Just over 1.7m cars were produced in the UK in 2016, an increase of 8.5% on 2015, and the highest number for 17 years, according to figures realised by the Society of Motor Manufacturers and Traders (SMMT).

Exports drove this growth. In total, 1.3m cars were built in the UK for export – an increase of 10.3%. Overall this meant that 78.8% of all cars built in the UK were destined for foreign consumption.

Just over half of these (56%) were exported to the EU, while the US accounted for 14.5% of exports. The SMMT noted that demand for British made cars in the US grew by 47.5% in 2016. It added that notable uplifts were also seen in Turkey, Japan and Canada.

Half of the top ten best-selling British made car models were Land Rovers (the Range Rover Sport, Range Rover Evoque and Land Rover Discovery Sport) or Jaguars (the F-Pace and XE). In total, Jaguar Land Rover manufactured 544,401 cars in 2016, an increase of 11.1% year-on-year.

The Nissan Qashqai, built in Sunderland, was the best-selling British made car in worldwide, however.

While growth wasn’t quite as strong for cars built for domestic use, it still increased by 2.4% year-on-year, to 359,796. One in seven new cars registered by UK buyers is now made in Britain, up from one in eight three years ago.

Mike Hawes, SMMT chief executive, said, “The tremendous growth in UK production is testament to the global competitiveness of the UK automotive sector. High class engineering, advanced technology and a workforce committed to quality have helped turn around the industry, making the UK among the most productive places in Europe to make cars.

“Significant investment in new plants and products over the past few years has driven this growth, not a post-Brexit bounce.

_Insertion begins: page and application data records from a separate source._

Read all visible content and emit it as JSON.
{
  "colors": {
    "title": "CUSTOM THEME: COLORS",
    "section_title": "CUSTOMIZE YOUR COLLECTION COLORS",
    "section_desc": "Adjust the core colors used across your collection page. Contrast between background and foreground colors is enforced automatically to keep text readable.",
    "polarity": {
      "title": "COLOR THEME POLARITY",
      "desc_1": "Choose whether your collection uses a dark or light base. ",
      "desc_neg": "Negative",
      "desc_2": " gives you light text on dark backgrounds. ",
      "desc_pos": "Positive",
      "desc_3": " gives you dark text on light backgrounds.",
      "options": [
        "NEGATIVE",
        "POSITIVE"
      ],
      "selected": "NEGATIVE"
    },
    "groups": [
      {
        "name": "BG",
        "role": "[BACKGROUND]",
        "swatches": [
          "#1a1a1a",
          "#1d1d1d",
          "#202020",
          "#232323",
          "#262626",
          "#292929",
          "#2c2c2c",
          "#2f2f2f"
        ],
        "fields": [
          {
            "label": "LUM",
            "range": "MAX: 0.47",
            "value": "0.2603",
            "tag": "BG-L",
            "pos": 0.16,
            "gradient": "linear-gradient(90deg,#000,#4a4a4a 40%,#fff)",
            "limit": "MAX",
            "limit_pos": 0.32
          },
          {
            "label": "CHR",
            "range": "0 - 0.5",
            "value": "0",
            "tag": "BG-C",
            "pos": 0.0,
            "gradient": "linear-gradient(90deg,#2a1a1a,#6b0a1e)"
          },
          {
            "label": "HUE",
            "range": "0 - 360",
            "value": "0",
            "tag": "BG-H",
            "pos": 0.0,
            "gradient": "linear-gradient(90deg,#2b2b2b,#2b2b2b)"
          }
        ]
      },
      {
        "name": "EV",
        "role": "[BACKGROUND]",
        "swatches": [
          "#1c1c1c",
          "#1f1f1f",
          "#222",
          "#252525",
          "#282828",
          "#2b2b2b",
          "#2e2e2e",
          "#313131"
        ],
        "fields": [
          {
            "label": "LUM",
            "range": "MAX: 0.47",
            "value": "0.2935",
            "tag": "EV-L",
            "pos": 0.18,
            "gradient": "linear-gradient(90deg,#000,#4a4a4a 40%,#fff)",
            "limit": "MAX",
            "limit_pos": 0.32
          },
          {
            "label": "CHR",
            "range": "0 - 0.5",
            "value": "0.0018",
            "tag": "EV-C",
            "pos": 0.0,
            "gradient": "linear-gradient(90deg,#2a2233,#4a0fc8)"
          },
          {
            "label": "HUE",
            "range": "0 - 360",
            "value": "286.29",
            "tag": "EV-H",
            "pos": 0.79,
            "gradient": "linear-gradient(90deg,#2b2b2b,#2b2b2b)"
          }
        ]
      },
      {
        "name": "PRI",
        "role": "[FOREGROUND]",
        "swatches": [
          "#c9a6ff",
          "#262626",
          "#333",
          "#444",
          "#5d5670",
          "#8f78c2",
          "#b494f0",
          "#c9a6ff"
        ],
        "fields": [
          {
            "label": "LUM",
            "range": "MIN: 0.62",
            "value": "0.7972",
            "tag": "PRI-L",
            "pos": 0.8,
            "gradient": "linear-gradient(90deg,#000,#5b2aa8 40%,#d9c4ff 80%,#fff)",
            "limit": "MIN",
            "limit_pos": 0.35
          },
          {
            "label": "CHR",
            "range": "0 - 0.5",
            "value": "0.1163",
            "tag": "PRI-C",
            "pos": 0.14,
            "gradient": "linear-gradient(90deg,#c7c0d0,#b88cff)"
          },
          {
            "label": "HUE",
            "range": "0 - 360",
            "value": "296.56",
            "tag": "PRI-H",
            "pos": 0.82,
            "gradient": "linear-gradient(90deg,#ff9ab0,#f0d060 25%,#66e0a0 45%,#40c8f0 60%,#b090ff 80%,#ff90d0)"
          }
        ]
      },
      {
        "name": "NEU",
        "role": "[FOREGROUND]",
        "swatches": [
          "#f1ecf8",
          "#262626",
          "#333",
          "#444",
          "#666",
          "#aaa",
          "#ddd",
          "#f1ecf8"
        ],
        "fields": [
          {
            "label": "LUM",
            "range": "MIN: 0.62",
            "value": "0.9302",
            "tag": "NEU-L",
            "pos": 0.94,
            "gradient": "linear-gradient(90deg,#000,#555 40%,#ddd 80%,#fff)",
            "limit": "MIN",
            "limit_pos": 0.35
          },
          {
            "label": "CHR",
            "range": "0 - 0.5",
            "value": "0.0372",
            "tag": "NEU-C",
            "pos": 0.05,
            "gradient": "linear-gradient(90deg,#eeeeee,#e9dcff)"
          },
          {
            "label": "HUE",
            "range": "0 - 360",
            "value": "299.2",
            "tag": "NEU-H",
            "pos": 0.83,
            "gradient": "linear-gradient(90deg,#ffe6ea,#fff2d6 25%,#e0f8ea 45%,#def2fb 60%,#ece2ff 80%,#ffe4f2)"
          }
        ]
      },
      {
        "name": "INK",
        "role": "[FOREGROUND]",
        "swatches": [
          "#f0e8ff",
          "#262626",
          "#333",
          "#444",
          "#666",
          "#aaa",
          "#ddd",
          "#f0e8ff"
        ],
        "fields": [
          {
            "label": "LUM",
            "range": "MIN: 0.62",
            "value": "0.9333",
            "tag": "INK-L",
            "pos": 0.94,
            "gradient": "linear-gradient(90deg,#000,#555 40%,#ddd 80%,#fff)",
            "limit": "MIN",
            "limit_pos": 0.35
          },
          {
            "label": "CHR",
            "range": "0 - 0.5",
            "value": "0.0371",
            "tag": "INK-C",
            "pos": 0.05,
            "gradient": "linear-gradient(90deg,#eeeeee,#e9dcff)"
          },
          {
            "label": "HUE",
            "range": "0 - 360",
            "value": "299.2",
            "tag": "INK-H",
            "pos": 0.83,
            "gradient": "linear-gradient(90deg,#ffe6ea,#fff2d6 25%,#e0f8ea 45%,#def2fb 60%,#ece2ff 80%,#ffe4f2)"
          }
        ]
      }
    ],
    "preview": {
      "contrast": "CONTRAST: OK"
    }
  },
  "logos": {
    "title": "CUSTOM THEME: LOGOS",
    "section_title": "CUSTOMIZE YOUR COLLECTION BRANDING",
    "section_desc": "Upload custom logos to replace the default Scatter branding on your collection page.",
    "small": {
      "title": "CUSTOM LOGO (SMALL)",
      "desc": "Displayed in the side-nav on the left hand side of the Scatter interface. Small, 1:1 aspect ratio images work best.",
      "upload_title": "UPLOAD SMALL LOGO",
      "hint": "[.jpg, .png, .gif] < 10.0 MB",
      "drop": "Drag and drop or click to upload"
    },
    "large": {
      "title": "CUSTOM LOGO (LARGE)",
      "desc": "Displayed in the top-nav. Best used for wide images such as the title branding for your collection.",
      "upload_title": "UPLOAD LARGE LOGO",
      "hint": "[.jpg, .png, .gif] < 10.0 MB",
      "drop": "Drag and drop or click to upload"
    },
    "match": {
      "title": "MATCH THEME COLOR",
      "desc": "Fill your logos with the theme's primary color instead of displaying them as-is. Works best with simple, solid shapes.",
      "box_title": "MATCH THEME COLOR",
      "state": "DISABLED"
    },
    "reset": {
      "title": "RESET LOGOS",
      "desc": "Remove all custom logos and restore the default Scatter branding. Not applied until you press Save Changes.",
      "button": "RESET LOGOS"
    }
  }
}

We want trade deals but they must be the right deals, not rushed deals. Failure to do so could damage the UK automotive manufacturing beyond repair.”